Van Gogh Immersions are this summer’s blockbuster exhibitions. Currently, New York City boasts two competing experiences; Immersive Van Gogh and Van Gogh: The Immersive Experience. Both are located in Manhattan, have similar running times, and project the artist’s rich oeuvre onto the walls for guests. While the Van Gogh Immersive experience is unique and arguably interesting, it suffers from three major flaws. Ultimately the experience’s hyper-focus on being a consumerist cash grab ends up detracting from and denigrating the artwork, life, and legacy of the great Dutch master, Vincent van Gogh.
I decided to Gogh to Van Gogh: The Immersive Experience. How did I choose? Through my research, I found that overall presentation was more educational than the competing show. Exhibit labels attempted to provide guests with information about the artist and his paintings. Some of the topics ranged from a timeline, a bulleted list of important facts about Van Gogh, and a detailed analysis of his last known painting. Quotes from the artist were scattered throughout the exhibit and repeated in the immersive experience.
My favorite section in the educational area analyzed three versions of the artist’s Bedroom in Arles. This presentation would not be possible in a museum, because these paintings are housed in Amsterdam, Paris, and the United States. The Immersive Experience juxtaposes the three versions and invites guests to pick out stylistic differences among the pieces. Another unique element to this exhibition is life-sized recreation of the Bedroom in Arles painting that guests are invited to explore. Sitting down in the chair, you are physically transported inside the work.
Now, onto the main event: the immersion. As I made my way through a dark corridor, I pulled back a curtain and was met with walls washed in a rich aqua blue. I walked into the experience as The Starry Night consumed the space. I quickly made my way to a lawn chair that had the same pattern as the swirling starts around me. The immersion occurs in a 20,000 square foot room on the walls and the floor. The show from start to finish runs for about 30 minutes. The immersion had extended interactions with Starry Night and Van Gogh’s flowers, but also attempted to showcase the artist’s various paintings at different stages of his career.
Overall, I was not impressed with the Van Gogh: The Immersive Experience. Am I happy I got the chance to Gogh? Yes, however art lovers are likely to find that these Van Gogh “experiences” are but cheap imitations of the real thing. The focus on sensory overload, distracting music, and social media engagement detracts from the more genuine experience of visiting an art museum and physically standing in front of an original artwork. One of my favorite pieces made a brief cameo, Rain (1889). Projected far away, I could not see the slashes of paint Vincent scattered throughout the canvas nor view the various colors combinations he employed in the work.

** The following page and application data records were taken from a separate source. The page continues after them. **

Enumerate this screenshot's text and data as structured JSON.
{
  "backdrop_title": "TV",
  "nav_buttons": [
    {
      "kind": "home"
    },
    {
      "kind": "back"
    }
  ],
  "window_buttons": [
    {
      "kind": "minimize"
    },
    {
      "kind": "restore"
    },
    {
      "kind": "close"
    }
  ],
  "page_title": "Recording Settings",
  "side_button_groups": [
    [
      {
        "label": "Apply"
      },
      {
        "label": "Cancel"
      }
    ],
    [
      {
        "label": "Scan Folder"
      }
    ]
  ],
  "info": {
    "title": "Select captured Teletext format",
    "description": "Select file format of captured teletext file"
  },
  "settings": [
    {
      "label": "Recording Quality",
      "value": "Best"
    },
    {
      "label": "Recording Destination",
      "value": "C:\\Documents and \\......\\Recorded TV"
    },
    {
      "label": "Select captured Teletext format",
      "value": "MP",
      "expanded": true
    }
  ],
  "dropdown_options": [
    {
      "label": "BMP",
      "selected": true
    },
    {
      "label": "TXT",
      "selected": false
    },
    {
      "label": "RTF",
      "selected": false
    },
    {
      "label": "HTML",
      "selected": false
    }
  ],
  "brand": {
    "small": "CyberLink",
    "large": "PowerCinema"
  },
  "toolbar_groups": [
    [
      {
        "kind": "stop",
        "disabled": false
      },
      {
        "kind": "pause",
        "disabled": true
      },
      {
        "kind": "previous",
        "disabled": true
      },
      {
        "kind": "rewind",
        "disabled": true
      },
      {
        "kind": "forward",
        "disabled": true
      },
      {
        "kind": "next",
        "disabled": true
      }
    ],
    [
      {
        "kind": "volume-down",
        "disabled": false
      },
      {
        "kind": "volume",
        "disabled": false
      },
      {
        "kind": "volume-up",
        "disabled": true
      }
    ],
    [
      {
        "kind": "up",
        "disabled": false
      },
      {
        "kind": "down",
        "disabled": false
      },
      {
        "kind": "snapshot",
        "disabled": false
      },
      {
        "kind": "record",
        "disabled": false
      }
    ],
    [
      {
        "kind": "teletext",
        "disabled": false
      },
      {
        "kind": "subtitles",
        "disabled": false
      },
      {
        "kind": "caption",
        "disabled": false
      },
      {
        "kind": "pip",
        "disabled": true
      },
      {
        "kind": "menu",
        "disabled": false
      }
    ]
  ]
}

At the Philadelphia Museum of Art, I can have an intimate encounter with Rain in Gallery 261. This painting left such an impression on me that I was able to pick it out while sitting across the room in the immersion.
I understand that this blockbuster exhibition was not meant to replicate an art gallery experience, but it unfortunately fell short. Guests paid anywhere from $40-$65 to view cheaply made prints of the artist’s works on the walls of Van Gogh: The Immersive Experience. Compare this with the “pop-up” Van Gogh Exhibitions sponsored by the Van Gogh Museum in Amsterdam which appeared in malls and shopping centers around America in 2018. I attended one such exhibit, where guests paid a reasonable $5 admission fee. On display were nine three-dimensional replicas from the museum’s collection. While these were also copies, visitors could appreciate the Van Gogh Museum’s strident efforts to maintain the artwork’s integrity as well as the artist’s story. Rather than an obvious money-grab meant to cater to Instagram personalities, the Van Gogh Museum went to great lengths to allow wider audiences the ability to view Van Gogh pieces. These exhibits even encouraged visitors to reach out and touch the 3-D prints to fully familiarize themselves with the groves and thick brushstrokes so unique to Van Gogh’s style. As someone who has not had the chance to travel to Amsterdam (yet) I appreciated the museum’s attempt to reach a wider audience – and the incredible gift shop. This “experience” was far more enlightening than other areas of the immersion.
Would I have enjoyed Immersive Van Gogh more? Perhaps. Yet I suspect it falls victim to similar flaws. If you are located around New York City, I would encourage you the visit the Museum of Modern Art or The MET to view real, authentic Van Goghs that won’t dance across the wall.
Let me know in the comments below if you had the chance to Gogh!